Since the pictures are not wanted, reproduce only the rest of the records, exactly as given.

*** Opening Data to examine ***

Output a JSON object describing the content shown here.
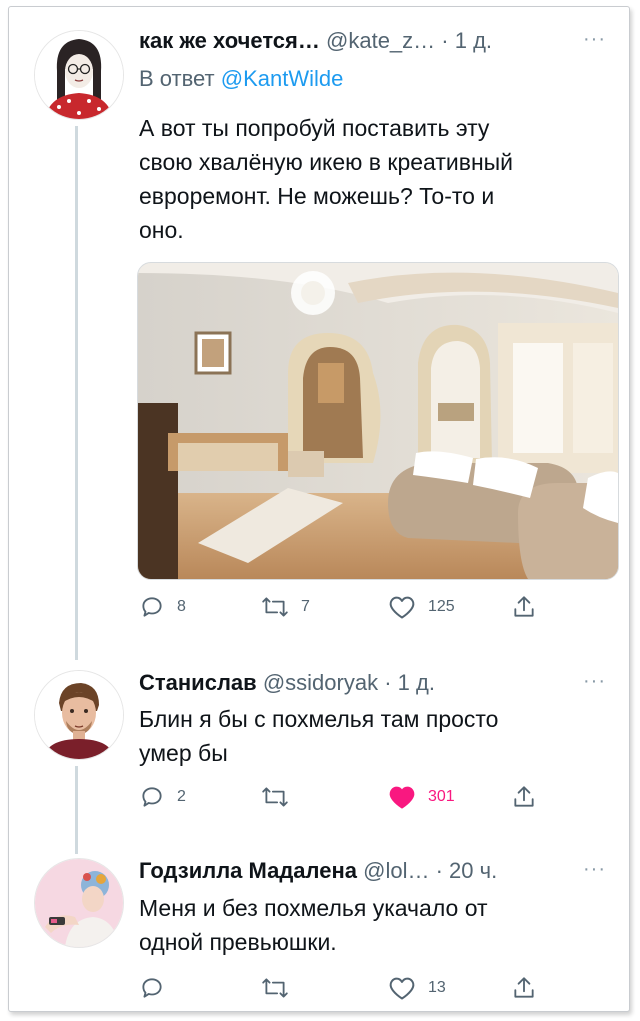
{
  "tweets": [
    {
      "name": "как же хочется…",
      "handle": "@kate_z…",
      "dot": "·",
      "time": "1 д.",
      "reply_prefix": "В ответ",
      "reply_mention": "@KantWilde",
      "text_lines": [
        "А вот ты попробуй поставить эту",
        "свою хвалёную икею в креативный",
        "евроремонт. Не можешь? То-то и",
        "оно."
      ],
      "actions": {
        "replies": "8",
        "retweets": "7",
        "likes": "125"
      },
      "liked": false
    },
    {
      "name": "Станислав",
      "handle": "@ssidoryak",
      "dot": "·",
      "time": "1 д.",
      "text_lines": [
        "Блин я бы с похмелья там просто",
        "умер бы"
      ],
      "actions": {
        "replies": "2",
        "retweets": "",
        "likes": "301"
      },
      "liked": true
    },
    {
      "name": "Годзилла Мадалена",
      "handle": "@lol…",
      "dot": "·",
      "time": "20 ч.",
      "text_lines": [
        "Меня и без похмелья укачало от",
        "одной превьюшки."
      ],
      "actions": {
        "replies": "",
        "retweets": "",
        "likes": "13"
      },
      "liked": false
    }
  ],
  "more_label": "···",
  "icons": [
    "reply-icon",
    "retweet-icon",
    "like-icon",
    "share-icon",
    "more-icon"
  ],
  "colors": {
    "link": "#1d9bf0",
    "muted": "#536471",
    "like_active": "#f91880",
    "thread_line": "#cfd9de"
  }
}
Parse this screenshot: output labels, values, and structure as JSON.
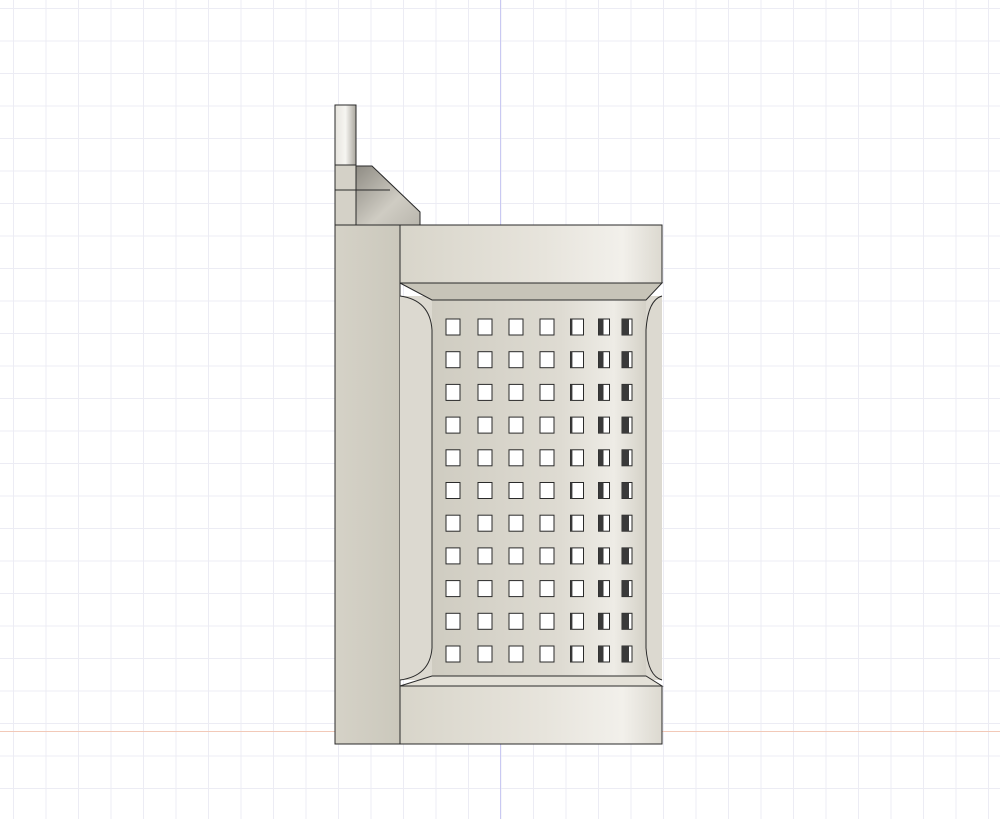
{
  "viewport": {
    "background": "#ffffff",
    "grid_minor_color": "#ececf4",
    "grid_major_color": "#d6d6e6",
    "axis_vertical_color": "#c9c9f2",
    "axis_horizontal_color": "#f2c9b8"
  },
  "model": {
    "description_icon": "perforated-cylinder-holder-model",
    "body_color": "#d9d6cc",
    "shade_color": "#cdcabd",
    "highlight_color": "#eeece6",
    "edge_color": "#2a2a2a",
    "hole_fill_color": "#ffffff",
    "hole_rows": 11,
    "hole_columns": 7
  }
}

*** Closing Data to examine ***

Reply ▸
Output a JSON object describing the content shown here.
{
  "tweets": [
    {
      "name": "как же хочется…",
      "handle": "@kate_z…",
      "dot": "·",
      "time": "1 д.",
      "reply_prefix": "В ответ",
      "reply_mention": "@KantWilde",
      "text_lines": [
        "А вот ты попробуй поставить эту",
        "свою хвалёную икею в креативный",
        "евроремонт. Не можешь? То-то и",
        "оно."
      ],
      "actions": {
        "replies": "8",
        "retweets": "7",
        "likes": "125"
      },
      "liked": false
    },
    {
      "name": "Станислав",
      "handle": "@ssidoryak",
      "dot": "·",
      "time": "1 д.",
      "text_lines": [
        "Блин я бы с похмелья там просто",
        "умер бы"
      ],
      "actions": {
        "replies": "2",
        "retweets": "",
        "likes": "301"
      },
      "liked": true
    },
    {
      "name": "Годзилла Мадалена",
      "handle": "@lol…",
      "dot": "·",
      "time": "20 ч.",
      "text_lines": [
        "Меня и без похмелья укачало от",
        "одной превьюшки."
      ],
      "actions": {
        "replies": "",
        "retweets": "",
        "likes": "13"
      },
      "liked": false
    }
  ],
  "more_label": "···",
  "icons": [
    "reply-icon",
    "retweet-icon",
    "like-icon",
    "share-icon",
    "more-icon"
  ],
  "colors": {
    "link": "#1d9bf0",
    "muted": "#536471",
    "like_active": "#f91880",
    "thread_line": "#cfd9de"
  }
}
Parse this screenshot: output labels, values, and structure as JSON.
{
  "viewport": {
    "background": "#ffffff",
    "grid_minor_color": "#ececf4",
    "grid_major_color": "#d6d6e6",
    "axis_vertical_color": "#c9c9f2",
    "axis_horizontal_color": "#f2c9b8"
  },
  "model": {
    "description_icon": "perforated-cylinder-holder-model",
    "body_color": "#d9d6cc",
    "shade_color": "#cdcabd",
    "highlight_color": "#eeece6",
    "edge_color": "#2a2a2a",
    "hole_fill_color": "#ffffff",
    "hole_rows": 11,
    "hole_columns": 7
  }
}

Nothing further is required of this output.